== Segment start ==

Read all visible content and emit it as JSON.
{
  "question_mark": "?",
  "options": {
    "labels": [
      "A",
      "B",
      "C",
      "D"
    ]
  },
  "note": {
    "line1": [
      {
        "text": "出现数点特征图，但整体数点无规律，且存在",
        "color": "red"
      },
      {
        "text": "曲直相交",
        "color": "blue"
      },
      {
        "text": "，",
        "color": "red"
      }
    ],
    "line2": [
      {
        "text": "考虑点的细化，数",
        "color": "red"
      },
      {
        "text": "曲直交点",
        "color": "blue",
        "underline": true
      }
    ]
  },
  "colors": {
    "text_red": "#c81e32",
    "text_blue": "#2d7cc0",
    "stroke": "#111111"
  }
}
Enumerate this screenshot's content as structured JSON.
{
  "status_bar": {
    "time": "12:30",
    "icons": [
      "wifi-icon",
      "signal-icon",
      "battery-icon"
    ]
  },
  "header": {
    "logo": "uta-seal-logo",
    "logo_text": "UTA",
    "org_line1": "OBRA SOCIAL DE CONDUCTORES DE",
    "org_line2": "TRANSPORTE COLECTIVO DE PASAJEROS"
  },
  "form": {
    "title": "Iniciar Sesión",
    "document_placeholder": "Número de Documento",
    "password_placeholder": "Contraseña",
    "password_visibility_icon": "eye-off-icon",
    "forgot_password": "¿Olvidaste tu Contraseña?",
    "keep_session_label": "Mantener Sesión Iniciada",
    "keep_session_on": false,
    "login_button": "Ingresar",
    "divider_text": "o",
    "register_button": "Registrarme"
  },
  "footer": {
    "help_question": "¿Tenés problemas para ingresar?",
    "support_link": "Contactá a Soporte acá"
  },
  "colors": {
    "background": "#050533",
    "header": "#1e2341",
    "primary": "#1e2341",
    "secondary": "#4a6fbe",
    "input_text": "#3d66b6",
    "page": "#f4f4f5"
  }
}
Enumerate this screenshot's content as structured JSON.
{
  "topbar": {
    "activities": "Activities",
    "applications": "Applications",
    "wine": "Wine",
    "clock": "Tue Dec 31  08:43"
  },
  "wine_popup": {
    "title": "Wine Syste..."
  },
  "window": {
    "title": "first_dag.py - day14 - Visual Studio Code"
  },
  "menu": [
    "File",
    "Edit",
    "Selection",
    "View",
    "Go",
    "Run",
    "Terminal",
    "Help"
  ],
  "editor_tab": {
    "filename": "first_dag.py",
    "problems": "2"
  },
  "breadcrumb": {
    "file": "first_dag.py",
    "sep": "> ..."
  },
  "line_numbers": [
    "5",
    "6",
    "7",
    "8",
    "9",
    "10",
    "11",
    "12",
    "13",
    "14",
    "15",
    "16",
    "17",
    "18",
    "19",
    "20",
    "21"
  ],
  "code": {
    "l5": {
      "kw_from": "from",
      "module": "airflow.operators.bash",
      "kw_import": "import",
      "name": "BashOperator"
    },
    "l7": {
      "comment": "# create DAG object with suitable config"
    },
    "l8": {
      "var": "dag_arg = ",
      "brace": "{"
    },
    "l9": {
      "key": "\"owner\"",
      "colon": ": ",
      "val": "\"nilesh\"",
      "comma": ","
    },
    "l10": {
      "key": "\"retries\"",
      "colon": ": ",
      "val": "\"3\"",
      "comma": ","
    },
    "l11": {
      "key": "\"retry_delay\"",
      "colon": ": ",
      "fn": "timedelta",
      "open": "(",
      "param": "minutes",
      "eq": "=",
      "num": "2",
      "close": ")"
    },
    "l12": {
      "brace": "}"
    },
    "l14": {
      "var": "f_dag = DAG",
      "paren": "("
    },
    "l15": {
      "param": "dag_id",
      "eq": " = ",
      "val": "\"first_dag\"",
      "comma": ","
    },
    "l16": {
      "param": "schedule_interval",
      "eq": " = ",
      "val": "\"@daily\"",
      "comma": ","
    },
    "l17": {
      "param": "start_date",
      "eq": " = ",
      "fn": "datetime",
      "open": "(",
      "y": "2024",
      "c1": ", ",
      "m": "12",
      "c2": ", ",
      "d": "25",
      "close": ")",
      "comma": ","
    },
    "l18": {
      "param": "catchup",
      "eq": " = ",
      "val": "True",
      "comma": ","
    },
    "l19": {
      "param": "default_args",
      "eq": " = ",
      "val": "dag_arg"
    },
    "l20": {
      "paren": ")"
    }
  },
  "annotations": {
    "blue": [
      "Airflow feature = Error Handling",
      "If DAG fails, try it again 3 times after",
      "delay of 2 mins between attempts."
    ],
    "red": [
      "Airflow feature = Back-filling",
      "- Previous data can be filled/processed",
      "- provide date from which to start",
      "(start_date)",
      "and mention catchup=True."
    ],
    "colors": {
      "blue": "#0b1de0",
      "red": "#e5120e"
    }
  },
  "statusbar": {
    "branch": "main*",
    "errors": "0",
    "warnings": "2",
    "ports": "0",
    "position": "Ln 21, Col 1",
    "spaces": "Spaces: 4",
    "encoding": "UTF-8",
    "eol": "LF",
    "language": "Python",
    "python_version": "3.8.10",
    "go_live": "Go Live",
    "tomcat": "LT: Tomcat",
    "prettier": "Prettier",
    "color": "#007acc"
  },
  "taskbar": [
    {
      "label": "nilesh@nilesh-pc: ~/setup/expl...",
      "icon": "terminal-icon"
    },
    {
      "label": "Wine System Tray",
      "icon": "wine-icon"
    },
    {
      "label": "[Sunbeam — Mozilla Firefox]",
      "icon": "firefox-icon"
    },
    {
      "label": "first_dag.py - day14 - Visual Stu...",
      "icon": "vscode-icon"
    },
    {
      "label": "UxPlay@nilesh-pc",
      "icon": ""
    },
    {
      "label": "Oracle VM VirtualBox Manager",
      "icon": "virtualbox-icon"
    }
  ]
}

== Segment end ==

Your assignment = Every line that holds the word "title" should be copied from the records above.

Result of the exercise =
    "title": "Iniciar Sesión",
    "title": "Wine Syste..."
    "title": "first_dag.py - day14 - Visual Studio Code"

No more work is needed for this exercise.